He says: “In 2018 we found sales of Grüner tailed off in the on-trade, where it is no longer as in vogue, and the off-trade has been slower to pick up the slack. Zweigelt continues to be exceptionally popular but we felt Grüner was hitting a plateau. I am pleased to say, however, that trend has been reversed over the past year, and Grüner is back in growth.”
Retailers looking for a starting point would be wise to include Grüner but, like Darlington, many in the trade highlight Zweigelt as one of the up-and-coming success stories from Austria. Majestic has had Grüner Veltliner in its portfolio for more than a decade but it recently expanded its Austrian collection, including the trial of a Zweigelt.
Pearce says: “I think this could be the next big thing since juicy, fruity reds are working a treat for our customers. Grüner will still be the flagship I’m sure but it needs a red partner and Zweigelt can be made in a really approachable style.”
Honegger at Newcomer also highlights Zweigelt and other lighter reds from Austria, which he says consumers are increasingly looking to explore. He says: “Wines such as Blaufränkisch, Pinot Noir and Zweigelt are increasingly being produced in Austria. There is still a big domestic demand for these but historically it was the richer reds which were exported. This is now changing and we are seeing increased demand outside of Austria for its lighter reds.
“I think the single most important red variety is Blaufränkisch and we are seeing just the beginning of the growth of this. It can compete with some of the best fine wines of France or Italy and it has such a variety of styles.
“People have compared it with the good terroir you find in Beaujolais or, if you pick the grapes later and produce whole-bunch wines, then you could think of it as being more similar to a Northern Rhône Syrah.”
Darlington also points to Austrian reds, “whether that’s lighter, fruitier styles much like Zweigelt, or the bolder offerings from the southern regions where grapes like Blaufränkisch and St Laurent thrive”.
Similarly, Augschöll confirms Austria’s red wines are gaining in popularity.
She adds: “Red quality wines saw an increase of 45% in value and 72% in volume in the first nine months of 2019 compared to 2018.
“In addition, there is definitely a higher interest in Austria’s rarities, such as Zierfandler, Rotgipfler, Roter Veltliner and Wiener Gemischter Satz.”
Augschöll also notes that Austria can rely on its success with international varieties “which are combined with a clear identity”, such as its Rieslings.
Pearce also sees an “exciting opportunity” for varieties such as Riesling, with the more engaged wine consumer.
She adds: “I would love to see more of the Pinot Blanc, which seems to be kept within the country.”
Looking ahead, it is clear Austria can produce wines of interest, but do the nation’s wines offer any additional plus points for retailers?
Those in the UK that are already reporting strong sales from Austria highlight anumber of keys to its success, including the fact its wines are often lower in alcohol and that they are known for being food friendly.

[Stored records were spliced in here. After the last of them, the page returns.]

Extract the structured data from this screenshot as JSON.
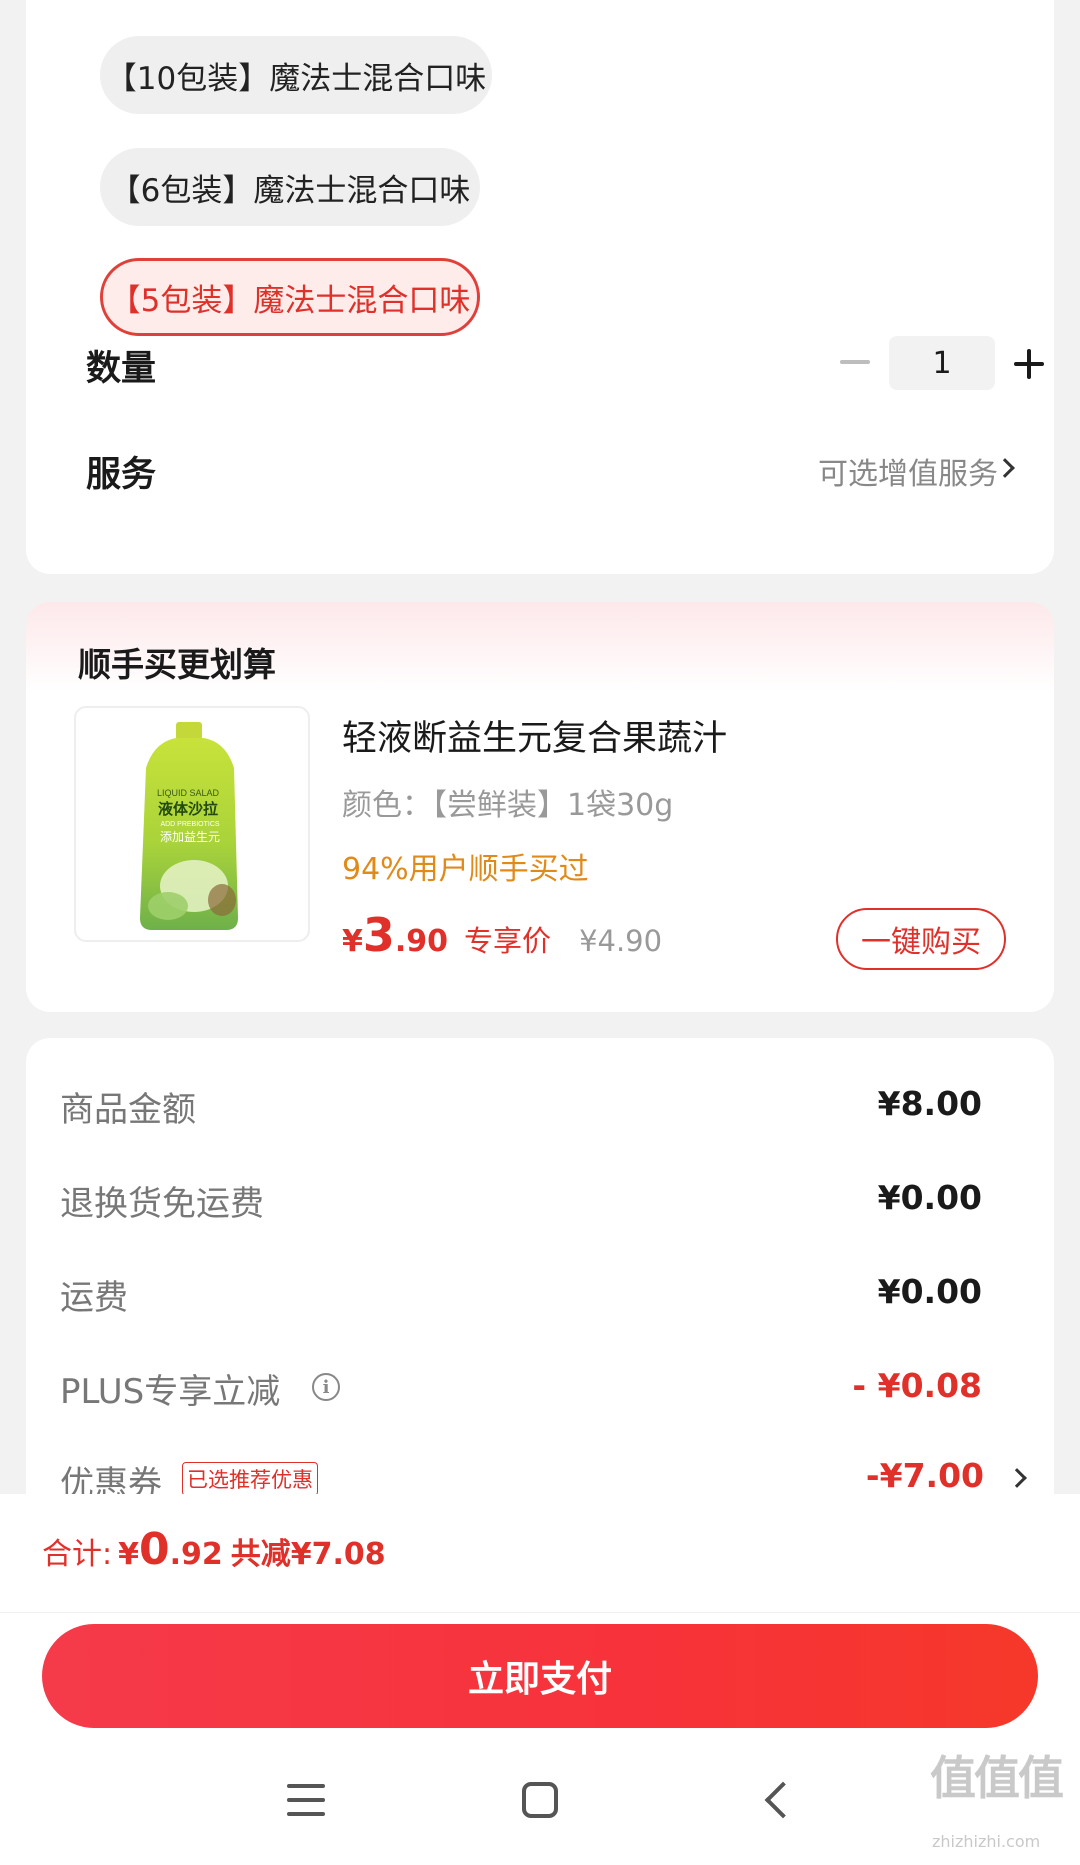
{
  "specs": {
    "options": [
      {
        "label": "【10包装】魔法士混合口味",
        "selected": false
      },
      {
        "label": "【6包装】魔法士混合口味",
        "selected": false
      },
      {
        "label": "【5包装】魔法士混合口味",
        "selected": true
      }
    ]
  },
  "quantity": {
    "label": "数量",
    "value": "1"
  },
  "service": {
    "label": "服务",
    "value": "可选增值服务"
  },
  "bundle": {
    "title": "顺手买更划算",
    "product_name": "轻液断益生元复合果蔬汁",
    "attribute": "颜色：【尝鲜装】1袋30g",
    "bought": "94%用户顺手买过",
    "price_currency": "¥",
    "price_int": "3",
    "price_dec": ".90",
    "price_tag": "专享价",
    "original_price": "¥4.90",
    "buy_label": "一键购买",
    "thumb_brand": "LIQUID SALAD",
    "thumb_name": "液体沙拉",
    "thumb_sub": "ADD PREBIOTICS",
    "thumb_tag": "添加益生元"
  },
  "fees": [
    {
      "label": "商品金额",
      "value": "¥8.00"
    },
    {
      "label": "退换货免运费",
      "value": "¥0.00"
    },
    {
      "label": "运费",
      "value": "¥0.00"
    },
    {
      "label": "PLUS专享立减",
      "value": "- ¥0.08"
    },
    {
      "label": "优惠券",
      "badge": "已选推荐优惠",
      "value": "-¥7.00"
    }
  ],
  "total": {
    "label": "合计:",
    "currency": "¥",
    "int": "0",
    "dec": ".92",
    "saving": "共减¥7.08"
  },
  "pay_button": "立即支付",
  "watermark": {
    "main": "值值值",
    "sub": "zhizhizhi.com"
  },
  "colors": {
    "accent": "#e0302a",
    "bought": "#e08a1a",
    "pay_gradient_start": "#f53a4a",
    "pay_gradient_end": "#f6382a"
  }
}
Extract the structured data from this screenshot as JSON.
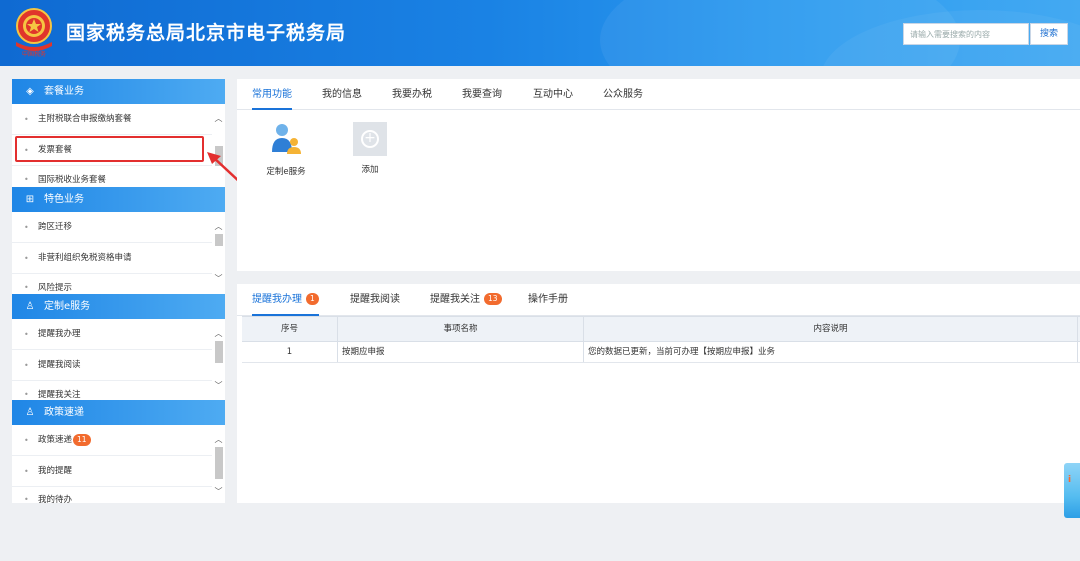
{
  "header": {
    "title": "国家税务总局北京市电子税务局",
    "emblem_caption": "中国税务",
    "search_placeholder": "请输入需要搜索的内容",
    "search_button": "搜索"
  },
  "sidebar": {
    "sections": [
      {
        "title": "套餐业务",
        "icon": "layers-icon",
        "items": [
          "主附税联合申报缴纳套餐",
          "发票套餐",
          "国际税收业务套餐"
        ]
      },
      {
        "title": "特色业务",
        "icon": "grid-icon",
        "items": [
          "跨区迁移",
          "非营利组织免税资格申请",
          "风险提示"
        ]
      },
      {
        "title": "定制e服务",
        "icon": "user-icon",
        "items": [
          "提醒我办理",
          "提醒我阅读",
          "提醒我关注"
        ]
      },
      {
        "title": "政策速递",
        "icon": "user-icon",
        "items": [
          "政策速递",
          "我的提醒",
          "我的待办"
        ],
        "badge": "11"
      }
    ]
  },
  "top_tabs": [
    "常用功能",
    "我的信息",
    "我要办税",
    "我要查询",
    "互动中心",
    "公众服务"
  ],
  "functions": [
    "定制e服务",
    "添加"
  ],
  "bottom_tabs": [
    {
      "label": "提醒我办理",
      "badge": "1"
    },
    {
      "label": "提醒我阅读",
      "badge": ""
    },
    {
      "label": "提醒我关注",
      "badge": "13"
    },
    {
      "label": "操作手册",
      "badge": ""
    }
  ],
  "table": {
    "columns": [
      "序号",
      "事项名称",
      "内容说明"
    ],
    "rows": [
      {
        "index": "1",
        "name": "按期应申报",
        "desc": "您的数据已更新，当前可办理【按期应申报】业务"
      }
    ]
  },
  "colors": {
    "accent": "#1a73d9",
    "highlight": "#e32f2f",
    "badge": "#f26b2e"
  }
}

Darlington says: “Despite the renaissance having been going strong for a number of years now, Austrian wines still hold something of a novelty factor with many wine drinkers. There is also a groundswell of support for lighter wines (especially lighter reds) and lower alcohol levels, and Austrian wines regularly deliver on these and deliver well.
“What’s more, it is a relatively youthful wine industry, with a new generation of charismatic young winemakers, a great push towards organic and biodynamic viticulture, and a strong natural wine scene. There are great stories to tell.”
Majestic’s Pearce adds: “I think the Austrian style appeals to customers who like the restraint and freshness of European whites but want to look outside the regions commonly found in the UK market.
“I think they have similar appeal to Italian whites – not too fruity, clean mineral flavours and not too alcoholic. All that means they are great to pair with food.”